## Assignment
Please look for the string "View" below and report every line in which it occurs.

** Extracted material follows **

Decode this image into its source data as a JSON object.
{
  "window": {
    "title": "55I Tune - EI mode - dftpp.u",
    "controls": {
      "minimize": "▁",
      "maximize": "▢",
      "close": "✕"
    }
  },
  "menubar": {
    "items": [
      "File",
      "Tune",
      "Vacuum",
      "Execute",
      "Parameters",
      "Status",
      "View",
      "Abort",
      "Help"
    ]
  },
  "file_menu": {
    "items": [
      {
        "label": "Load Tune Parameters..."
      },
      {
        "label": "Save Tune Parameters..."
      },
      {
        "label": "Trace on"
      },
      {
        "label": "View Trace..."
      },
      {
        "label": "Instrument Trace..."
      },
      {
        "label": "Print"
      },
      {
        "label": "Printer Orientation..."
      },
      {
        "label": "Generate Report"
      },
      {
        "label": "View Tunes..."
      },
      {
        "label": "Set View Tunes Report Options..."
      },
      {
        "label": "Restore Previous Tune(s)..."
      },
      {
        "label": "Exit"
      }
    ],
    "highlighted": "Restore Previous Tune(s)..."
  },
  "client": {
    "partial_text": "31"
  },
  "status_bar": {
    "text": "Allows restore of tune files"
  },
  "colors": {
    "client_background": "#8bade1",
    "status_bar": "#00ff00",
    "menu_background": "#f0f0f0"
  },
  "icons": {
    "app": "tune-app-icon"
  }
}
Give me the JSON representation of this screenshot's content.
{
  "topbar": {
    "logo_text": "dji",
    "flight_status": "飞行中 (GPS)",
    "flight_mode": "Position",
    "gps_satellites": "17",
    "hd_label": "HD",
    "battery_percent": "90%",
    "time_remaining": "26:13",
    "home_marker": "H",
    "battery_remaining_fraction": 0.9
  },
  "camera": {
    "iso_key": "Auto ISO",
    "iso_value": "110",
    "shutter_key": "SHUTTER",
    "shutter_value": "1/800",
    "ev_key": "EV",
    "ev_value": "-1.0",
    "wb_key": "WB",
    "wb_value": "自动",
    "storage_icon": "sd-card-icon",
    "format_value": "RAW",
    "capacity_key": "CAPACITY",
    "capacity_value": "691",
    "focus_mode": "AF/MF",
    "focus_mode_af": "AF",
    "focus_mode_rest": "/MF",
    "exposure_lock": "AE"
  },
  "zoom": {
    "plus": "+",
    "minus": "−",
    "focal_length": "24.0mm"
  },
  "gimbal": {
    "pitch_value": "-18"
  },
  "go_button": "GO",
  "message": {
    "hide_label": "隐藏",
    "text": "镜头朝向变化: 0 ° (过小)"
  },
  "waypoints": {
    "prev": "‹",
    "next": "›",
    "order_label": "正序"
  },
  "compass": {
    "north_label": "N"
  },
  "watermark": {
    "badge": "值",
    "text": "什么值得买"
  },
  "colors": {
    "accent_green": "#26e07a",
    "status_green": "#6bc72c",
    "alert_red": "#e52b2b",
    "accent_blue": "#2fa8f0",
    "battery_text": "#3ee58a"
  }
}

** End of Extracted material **

## Result for this exercise
      "View",
        "label": "View Trace..."
        "label": "View Tunes..."
        "label": "Set View Tunes Report Options..."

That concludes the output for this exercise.